Employee Engagement: Why It Matters and How to Build It
If you’ve been around business schools or even around organizations, you’re probably no stranger to the new organizational behavior buzzword – employee engagement. But does it even really matter or is it just one of those short-lived trends that are so popular these days?
It turns out that employee engagement is gaining popular support for a reason. A study by SRHM Research Quarterly showed that employee engagement promotes retention of talent, increased customer loyalty, and improve organizational performance. Gallup conducted research on employee engagement and the results are shocking: 87% of the global workforce is unengaged. So how does an organizational develop employee engagement? It turns out it can be developed through leadership, culture, voice, and integrity.
A study in the African Journal of Business Management, which surveyed over 270 employees and managers across the telecom sector, showed that transformational leadership had a significant effect on employee engagement. In order to build employee engagement it’s important to practice transformational leadership. One way to practice transformational leadership is to have a compelling vision that goes beyond maximizing profit. This vision should be depicted by the senior leaders and be visible whenever employees are likely to see it.
Corporate culture is another necessary element for fostering employee engagement. Companies like Apple and Google are recognized worldwide for their products and their culture, which values innovation, creativity, and teamwork. These companies spend a great deal of resources hiring new employees to ensure that they fit with the corporate culture. To increase work engagement via corporate culture, its important to take stock of the current culture in the organization and actively seek candidates that depict a strong fit with those values.
When employees feel like they have a voice, not only are employees more engaged, but also are more dedicated to the company and less likely to leave. A study by Daniel Spencer, a leading researcher in the field of employee absenteeism, found a positive relationship between the degree of voice an employee felt he/she had and retention rates. Given the costs associated with hiring and training and training employees due to turnover can be $75 Million dollars for the midsized company, an employer can go a long way by giving voice to employees. One way this can be achieved is by actively seeking employees’ feedback on various standard procedures and making changes based on that feedback.When a change is made, posters, website content, and other media material should be displayed that gives credit to the employee for the feedback. A name and picture tied with a specific action management has taken, will go a long way in building employee engagement in an organization.

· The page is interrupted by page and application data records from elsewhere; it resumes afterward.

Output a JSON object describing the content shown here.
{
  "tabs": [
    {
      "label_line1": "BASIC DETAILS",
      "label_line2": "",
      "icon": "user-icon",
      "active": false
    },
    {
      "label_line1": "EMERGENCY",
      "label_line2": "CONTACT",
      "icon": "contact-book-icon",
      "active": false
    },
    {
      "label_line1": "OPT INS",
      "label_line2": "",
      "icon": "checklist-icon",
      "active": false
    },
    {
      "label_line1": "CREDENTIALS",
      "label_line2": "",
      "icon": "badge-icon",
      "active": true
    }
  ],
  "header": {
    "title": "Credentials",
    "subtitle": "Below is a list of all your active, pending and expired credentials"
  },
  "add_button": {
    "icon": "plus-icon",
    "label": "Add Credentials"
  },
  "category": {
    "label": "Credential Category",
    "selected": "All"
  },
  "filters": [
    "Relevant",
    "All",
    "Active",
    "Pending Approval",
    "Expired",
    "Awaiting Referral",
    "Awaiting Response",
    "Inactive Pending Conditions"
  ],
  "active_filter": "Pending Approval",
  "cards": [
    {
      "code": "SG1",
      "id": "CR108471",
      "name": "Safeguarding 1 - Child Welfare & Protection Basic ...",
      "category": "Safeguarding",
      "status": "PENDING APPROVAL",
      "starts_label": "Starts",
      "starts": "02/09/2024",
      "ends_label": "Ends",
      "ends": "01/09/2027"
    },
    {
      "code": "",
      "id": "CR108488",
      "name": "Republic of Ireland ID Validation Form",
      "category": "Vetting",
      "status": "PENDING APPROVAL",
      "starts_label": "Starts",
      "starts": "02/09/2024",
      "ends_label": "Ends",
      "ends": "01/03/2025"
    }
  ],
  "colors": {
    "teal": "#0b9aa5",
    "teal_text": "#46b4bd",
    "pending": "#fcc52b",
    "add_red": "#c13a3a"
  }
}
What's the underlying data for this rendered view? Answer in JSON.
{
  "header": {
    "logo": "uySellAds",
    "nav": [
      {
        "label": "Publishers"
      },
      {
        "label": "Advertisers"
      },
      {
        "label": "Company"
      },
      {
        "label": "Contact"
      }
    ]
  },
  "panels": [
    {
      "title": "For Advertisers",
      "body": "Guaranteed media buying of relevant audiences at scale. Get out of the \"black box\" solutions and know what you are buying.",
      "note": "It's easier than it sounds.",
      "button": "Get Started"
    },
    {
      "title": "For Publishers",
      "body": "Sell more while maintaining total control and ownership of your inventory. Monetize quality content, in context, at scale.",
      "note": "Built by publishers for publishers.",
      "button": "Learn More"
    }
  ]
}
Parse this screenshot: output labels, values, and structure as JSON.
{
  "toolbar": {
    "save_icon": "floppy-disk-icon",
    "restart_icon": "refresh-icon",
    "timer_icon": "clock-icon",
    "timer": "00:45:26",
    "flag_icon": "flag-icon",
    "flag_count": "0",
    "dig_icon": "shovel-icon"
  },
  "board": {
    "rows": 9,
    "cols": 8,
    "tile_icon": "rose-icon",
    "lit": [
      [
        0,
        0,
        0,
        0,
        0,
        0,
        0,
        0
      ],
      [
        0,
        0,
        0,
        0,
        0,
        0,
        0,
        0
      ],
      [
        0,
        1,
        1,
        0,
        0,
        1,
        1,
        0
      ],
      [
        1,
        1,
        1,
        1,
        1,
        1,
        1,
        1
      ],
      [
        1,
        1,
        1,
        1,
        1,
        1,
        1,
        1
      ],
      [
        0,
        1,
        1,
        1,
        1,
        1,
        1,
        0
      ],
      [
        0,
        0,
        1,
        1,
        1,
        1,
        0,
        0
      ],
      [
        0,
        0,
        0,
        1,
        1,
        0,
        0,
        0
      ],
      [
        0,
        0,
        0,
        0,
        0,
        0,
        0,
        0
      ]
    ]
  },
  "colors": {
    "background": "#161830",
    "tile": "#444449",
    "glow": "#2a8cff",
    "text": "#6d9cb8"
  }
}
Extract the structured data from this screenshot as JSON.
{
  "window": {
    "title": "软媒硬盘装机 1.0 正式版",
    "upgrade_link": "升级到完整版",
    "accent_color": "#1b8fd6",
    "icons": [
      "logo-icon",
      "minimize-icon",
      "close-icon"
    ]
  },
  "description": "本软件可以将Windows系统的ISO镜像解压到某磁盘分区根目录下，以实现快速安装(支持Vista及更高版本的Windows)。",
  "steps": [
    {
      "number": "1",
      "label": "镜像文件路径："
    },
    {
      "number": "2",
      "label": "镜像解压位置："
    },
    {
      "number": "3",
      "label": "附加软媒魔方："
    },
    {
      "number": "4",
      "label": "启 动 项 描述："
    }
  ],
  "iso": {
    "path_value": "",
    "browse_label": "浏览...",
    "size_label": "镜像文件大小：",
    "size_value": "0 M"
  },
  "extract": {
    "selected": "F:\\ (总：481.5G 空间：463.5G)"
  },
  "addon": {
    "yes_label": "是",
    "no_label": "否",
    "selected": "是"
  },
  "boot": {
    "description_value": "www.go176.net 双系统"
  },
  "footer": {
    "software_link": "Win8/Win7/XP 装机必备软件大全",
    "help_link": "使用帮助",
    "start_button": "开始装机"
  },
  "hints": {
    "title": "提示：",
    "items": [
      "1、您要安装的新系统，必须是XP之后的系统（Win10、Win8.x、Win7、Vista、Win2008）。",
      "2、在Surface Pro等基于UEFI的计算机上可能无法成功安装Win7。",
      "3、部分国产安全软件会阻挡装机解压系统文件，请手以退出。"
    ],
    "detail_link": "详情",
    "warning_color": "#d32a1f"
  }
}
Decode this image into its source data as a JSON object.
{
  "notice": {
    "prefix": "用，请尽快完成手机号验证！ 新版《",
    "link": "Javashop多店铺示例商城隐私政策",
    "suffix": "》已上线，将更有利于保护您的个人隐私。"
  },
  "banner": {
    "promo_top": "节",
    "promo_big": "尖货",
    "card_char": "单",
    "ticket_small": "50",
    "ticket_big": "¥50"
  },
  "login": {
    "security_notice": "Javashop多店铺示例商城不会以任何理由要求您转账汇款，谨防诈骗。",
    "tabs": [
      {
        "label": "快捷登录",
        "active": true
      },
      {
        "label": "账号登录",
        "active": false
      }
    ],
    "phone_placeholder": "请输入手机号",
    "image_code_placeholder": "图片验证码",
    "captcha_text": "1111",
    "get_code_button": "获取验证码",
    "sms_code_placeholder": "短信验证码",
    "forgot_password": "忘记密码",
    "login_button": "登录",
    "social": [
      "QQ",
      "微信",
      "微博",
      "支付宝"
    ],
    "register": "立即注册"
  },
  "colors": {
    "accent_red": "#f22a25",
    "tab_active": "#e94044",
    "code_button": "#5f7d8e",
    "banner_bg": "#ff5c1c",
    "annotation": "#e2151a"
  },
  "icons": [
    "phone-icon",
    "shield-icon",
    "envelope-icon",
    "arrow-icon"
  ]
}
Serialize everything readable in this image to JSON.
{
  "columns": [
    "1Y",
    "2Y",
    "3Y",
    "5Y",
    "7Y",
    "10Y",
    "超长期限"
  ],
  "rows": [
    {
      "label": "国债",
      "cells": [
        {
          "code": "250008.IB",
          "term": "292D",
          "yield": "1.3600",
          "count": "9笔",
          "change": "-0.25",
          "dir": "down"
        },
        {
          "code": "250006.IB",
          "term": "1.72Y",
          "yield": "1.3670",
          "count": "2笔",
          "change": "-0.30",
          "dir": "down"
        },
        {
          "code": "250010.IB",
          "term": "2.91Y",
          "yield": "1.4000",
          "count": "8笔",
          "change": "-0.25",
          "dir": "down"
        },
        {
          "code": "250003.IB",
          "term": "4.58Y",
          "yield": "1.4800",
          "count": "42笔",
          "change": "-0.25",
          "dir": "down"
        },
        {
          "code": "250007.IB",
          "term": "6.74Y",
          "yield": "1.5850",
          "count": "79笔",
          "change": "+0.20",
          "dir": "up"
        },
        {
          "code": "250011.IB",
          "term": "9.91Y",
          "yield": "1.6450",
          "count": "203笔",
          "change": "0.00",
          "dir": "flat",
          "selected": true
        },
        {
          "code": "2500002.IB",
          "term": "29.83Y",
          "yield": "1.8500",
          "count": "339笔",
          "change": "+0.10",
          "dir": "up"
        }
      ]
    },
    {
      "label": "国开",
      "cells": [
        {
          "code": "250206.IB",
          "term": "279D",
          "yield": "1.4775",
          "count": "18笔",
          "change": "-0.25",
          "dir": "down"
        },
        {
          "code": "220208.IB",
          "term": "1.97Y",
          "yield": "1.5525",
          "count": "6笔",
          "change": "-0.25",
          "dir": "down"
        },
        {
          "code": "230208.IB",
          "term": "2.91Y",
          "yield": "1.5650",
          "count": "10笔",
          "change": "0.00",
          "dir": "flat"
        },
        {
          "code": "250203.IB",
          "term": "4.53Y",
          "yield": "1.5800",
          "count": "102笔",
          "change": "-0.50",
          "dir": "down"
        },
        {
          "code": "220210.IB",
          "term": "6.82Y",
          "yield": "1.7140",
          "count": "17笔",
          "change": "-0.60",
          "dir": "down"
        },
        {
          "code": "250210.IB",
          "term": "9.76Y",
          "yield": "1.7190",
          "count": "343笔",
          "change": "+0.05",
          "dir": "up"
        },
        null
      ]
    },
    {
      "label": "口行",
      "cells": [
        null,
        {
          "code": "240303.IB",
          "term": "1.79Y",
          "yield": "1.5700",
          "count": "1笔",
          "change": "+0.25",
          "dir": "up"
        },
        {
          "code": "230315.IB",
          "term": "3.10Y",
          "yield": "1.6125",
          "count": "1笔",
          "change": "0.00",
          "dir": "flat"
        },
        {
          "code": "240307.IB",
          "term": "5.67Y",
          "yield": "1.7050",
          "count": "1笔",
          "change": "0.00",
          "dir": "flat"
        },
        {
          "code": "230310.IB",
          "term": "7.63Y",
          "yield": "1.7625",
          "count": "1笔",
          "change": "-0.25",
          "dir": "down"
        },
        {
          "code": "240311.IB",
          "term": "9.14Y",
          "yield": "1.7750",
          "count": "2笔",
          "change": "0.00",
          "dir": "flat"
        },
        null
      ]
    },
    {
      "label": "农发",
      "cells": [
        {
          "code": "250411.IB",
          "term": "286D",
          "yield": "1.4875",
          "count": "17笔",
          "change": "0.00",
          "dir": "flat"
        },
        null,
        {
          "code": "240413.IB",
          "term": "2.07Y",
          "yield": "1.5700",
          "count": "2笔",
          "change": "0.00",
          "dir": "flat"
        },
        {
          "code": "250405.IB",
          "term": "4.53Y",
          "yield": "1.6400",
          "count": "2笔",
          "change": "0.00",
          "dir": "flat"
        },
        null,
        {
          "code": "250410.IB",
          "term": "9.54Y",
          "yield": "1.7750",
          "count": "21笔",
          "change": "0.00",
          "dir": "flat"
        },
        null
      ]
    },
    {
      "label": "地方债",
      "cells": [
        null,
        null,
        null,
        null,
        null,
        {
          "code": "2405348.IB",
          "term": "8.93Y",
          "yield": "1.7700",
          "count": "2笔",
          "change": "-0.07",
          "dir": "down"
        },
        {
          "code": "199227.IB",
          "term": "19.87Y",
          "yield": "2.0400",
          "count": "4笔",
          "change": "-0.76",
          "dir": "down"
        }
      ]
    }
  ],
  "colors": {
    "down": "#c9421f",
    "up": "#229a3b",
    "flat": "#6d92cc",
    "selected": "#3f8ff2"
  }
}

The last element an organization needs to build employee engagement is integrity. If an employee feels that the organization does what it says, he/she is more likely to reciprocate by engaging deeper with the tasks at hand. Research from the Ethics Research Center shows that one of the best ways to build integrity is through decomposing the existing organizational schemas. The most effective way of building integrity, then can be through communicating stories through various intracompany media of employees who have stood for the values of the company the company upholds.
As it turns out, employee engagement is more than a buzzword and can drive a competitive advantage for almost any organization. Through leadership, culture, voice, and integrity, an organization can implement small changes that may result in surprising improvements in employee engagement.